- [Exercise description]: Select all lines holding the word "image" from the entries that follow.

Saved entries

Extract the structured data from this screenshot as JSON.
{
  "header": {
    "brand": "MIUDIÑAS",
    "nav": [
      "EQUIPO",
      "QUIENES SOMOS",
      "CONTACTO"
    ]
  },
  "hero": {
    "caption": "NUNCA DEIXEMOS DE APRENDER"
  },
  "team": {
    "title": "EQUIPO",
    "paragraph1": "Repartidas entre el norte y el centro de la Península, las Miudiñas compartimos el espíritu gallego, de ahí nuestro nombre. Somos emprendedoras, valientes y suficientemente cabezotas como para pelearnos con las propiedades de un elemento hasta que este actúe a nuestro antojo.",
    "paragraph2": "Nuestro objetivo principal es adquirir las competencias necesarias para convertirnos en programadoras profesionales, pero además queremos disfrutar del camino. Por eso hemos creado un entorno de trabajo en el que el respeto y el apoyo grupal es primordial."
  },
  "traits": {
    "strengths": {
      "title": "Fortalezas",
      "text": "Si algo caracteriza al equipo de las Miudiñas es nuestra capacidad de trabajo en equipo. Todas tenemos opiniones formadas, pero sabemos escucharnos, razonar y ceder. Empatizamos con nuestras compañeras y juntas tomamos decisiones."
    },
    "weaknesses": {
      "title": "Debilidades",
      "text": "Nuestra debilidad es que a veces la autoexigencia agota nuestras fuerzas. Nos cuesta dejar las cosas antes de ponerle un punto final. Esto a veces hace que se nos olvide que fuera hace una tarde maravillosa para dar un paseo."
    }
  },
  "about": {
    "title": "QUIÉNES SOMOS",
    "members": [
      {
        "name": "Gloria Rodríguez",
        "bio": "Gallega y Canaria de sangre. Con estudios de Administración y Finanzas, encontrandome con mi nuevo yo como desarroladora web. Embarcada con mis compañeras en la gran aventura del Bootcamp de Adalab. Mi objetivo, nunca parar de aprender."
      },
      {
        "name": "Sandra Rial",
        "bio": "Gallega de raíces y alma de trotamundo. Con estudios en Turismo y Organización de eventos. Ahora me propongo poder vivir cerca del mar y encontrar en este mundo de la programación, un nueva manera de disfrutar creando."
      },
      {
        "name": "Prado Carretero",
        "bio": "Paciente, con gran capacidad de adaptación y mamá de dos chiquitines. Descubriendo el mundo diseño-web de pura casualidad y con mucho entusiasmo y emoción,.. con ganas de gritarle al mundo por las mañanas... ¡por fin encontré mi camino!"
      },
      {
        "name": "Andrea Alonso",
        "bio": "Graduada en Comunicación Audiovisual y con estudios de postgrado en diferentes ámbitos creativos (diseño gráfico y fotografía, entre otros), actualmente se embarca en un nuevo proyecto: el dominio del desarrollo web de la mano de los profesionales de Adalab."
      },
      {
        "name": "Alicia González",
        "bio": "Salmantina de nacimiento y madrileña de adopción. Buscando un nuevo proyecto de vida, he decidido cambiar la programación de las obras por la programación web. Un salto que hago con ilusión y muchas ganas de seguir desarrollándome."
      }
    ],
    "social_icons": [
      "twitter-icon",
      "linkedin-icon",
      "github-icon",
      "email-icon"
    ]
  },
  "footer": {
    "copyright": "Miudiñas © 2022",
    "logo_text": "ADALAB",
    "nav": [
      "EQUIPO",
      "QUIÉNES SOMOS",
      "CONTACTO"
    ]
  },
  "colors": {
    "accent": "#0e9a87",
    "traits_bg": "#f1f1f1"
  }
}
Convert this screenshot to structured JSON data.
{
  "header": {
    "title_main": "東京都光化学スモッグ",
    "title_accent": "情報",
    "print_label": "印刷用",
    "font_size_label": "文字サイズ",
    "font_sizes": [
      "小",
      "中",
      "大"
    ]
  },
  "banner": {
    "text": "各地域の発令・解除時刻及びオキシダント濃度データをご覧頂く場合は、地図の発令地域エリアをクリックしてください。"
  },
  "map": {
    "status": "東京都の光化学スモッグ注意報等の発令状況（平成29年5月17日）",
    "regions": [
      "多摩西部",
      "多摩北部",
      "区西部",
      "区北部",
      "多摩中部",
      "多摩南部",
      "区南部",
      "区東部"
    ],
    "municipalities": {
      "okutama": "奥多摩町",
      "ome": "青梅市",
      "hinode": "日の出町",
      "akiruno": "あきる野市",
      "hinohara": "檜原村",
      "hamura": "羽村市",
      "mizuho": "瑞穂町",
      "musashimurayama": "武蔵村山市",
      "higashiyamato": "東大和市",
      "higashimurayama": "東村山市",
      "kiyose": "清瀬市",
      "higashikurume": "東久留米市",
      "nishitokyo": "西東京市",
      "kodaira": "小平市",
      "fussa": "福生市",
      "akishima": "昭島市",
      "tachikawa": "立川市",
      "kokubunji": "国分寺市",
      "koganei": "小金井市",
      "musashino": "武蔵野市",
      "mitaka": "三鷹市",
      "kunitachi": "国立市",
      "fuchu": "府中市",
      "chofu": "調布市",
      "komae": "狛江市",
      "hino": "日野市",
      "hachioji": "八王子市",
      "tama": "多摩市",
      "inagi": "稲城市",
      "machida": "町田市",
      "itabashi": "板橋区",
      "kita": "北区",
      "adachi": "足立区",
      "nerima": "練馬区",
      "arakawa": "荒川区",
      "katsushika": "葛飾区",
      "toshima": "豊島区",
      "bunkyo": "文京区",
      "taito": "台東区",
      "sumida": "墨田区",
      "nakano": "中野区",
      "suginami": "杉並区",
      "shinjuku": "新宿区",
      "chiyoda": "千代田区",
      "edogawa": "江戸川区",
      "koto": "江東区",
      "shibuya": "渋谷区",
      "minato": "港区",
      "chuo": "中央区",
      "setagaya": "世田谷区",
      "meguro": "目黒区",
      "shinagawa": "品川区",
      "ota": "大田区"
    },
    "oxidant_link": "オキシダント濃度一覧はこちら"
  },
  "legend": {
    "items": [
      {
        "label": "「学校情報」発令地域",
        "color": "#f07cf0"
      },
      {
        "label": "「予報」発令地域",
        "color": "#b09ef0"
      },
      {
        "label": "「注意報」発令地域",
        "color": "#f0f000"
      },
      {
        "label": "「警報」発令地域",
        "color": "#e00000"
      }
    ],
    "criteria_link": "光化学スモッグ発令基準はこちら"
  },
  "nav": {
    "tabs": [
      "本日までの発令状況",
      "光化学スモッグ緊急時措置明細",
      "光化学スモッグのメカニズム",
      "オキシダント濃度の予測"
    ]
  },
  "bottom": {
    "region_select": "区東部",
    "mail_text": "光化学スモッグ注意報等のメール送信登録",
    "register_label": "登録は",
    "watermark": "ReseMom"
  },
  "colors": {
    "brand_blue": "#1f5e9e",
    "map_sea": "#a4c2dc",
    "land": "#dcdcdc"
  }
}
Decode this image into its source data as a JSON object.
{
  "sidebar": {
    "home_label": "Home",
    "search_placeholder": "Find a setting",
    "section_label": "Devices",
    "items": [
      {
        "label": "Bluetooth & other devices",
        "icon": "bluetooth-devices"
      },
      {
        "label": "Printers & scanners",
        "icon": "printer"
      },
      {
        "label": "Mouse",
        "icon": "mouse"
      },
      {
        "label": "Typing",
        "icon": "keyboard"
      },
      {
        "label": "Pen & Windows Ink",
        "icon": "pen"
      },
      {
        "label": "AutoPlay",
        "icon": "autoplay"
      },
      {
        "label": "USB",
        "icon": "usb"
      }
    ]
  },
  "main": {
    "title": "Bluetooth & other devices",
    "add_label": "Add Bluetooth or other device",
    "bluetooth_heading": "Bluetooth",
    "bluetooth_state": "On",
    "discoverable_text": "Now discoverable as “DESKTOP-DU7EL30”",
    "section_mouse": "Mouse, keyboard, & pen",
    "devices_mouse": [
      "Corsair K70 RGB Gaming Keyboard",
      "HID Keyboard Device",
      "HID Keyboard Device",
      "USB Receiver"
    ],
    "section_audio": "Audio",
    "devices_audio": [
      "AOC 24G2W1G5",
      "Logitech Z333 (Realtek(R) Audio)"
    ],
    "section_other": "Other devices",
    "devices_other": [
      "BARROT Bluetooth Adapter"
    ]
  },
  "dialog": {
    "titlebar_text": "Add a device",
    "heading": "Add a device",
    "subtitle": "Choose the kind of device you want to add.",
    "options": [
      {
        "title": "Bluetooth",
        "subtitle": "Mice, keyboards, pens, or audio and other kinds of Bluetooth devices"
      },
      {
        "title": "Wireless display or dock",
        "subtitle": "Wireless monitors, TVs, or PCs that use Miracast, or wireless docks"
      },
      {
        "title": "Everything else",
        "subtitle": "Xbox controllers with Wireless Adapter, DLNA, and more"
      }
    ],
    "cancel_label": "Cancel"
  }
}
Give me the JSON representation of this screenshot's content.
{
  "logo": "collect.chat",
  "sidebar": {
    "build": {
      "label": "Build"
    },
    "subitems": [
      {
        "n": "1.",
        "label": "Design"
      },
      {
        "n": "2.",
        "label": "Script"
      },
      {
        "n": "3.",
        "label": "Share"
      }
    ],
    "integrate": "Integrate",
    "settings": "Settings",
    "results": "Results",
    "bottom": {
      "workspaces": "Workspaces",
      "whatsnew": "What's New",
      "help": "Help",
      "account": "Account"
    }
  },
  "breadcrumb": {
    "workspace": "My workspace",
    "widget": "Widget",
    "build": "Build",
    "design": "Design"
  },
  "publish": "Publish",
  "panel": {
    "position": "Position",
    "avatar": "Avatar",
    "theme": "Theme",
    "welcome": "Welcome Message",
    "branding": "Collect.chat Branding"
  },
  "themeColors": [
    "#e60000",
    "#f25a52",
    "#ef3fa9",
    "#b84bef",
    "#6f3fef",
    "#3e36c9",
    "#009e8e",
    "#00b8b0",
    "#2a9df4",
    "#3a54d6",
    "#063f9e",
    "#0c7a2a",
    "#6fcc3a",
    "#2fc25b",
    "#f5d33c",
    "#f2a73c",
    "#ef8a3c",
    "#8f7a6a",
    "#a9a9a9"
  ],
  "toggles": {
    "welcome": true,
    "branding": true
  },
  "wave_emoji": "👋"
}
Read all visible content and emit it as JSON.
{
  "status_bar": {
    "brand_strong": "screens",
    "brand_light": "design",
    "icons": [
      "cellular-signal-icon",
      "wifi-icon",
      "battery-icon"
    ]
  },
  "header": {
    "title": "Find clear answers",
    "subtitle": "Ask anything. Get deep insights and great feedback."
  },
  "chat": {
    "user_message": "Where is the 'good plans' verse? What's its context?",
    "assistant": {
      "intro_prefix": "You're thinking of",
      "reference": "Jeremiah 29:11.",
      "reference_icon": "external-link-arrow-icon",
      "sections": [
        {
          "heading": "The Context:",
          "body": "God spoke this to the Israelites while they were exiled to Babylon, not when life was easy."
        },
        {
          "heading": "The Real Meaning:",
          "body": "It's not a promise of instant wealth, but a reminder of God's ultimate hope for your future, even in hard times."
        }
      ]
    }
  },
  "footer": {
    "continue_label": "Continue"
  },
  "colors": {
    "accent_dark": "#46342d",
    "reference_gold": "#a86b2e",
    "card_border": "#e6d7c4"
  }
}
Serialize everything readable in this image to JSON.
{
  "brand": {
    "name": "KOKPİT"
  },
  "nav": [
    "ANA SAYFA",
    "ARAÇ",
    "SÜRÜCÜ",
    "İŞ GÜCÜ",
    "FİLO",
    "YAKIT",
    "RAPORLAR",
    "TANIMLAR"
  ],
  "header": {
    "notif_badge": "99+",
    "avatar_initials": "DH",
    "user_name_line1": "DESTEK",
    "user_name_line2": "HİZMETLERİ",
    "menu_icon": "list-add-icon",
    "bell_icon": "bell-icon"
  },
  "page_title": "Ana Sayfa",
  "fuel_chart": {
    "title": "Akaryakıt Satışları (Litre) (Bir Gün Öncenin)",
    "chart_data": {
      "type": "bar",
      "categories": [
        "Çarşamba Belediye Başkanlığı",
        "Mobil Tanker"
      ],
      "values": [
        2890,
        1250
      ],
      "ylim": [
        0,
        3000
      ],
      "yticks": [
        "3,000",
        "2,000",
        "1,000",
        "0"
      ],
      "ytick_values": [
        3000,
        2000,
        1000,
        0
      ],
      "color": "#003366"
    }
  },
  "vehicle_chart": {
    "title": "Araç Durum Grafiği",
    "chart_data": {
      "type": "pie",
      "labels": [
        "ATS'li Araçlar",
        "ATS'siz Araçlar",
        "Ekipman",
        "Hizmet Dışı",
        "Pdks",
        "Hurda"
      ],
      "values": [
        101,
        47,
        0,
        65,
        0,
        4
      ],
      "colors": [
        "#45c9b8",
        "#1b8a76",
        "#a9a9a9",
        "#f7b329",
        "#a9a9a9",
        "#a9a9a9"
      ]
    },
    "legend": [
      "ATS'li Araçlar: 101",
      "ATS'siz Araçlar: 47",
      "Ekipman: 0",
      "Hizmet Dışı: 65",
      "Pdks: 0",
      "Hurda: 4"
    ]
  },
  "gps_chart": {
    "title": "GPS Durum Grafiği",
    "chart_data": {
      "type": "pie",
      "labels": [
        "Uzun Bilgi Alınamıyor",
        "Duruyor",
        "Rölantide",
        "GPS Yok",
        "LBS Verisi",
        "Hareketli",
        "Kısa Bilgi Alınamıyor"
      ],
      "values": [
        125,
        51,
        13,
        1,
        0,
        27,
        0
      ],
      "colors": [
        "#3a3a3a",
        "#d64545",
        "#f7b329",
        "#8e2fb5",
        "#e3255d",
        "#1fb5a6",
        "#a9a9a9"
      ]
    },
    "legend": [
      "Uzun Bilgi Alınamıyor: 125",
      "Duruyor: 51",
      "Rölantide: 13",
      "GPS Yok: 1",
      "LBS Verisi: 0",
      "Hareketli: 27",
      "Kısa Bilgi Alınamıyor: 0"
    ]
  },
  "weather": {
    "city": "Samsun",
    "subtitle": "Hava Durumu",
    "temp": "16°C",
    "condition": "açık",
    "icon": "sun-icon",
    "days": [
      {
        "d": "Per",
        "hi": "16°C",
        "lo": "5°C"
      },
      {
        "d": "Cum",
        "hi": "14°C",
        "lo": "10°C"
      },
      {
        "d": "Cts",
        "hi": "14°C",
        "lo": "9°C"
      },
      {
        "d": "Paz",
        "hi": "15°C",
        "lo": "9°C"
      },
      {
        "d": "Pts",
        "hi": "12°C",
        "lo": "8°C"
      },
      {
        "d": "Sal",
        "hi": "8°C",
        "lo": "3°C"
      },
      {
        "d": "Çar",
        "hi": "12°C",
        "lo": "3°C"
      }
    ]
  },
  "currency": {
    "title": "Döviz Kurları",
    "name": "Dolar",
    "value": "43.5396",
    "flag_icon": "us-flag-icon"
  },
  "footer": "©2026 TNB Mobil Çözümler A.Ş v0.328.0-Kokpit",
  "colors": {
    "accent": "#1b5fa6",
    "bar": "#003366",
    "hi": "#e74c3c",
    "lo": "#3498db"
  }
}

- [Result of this task]:
Decode this image into its source data as a JSON object.
Serialize everything readable in this image to JSON.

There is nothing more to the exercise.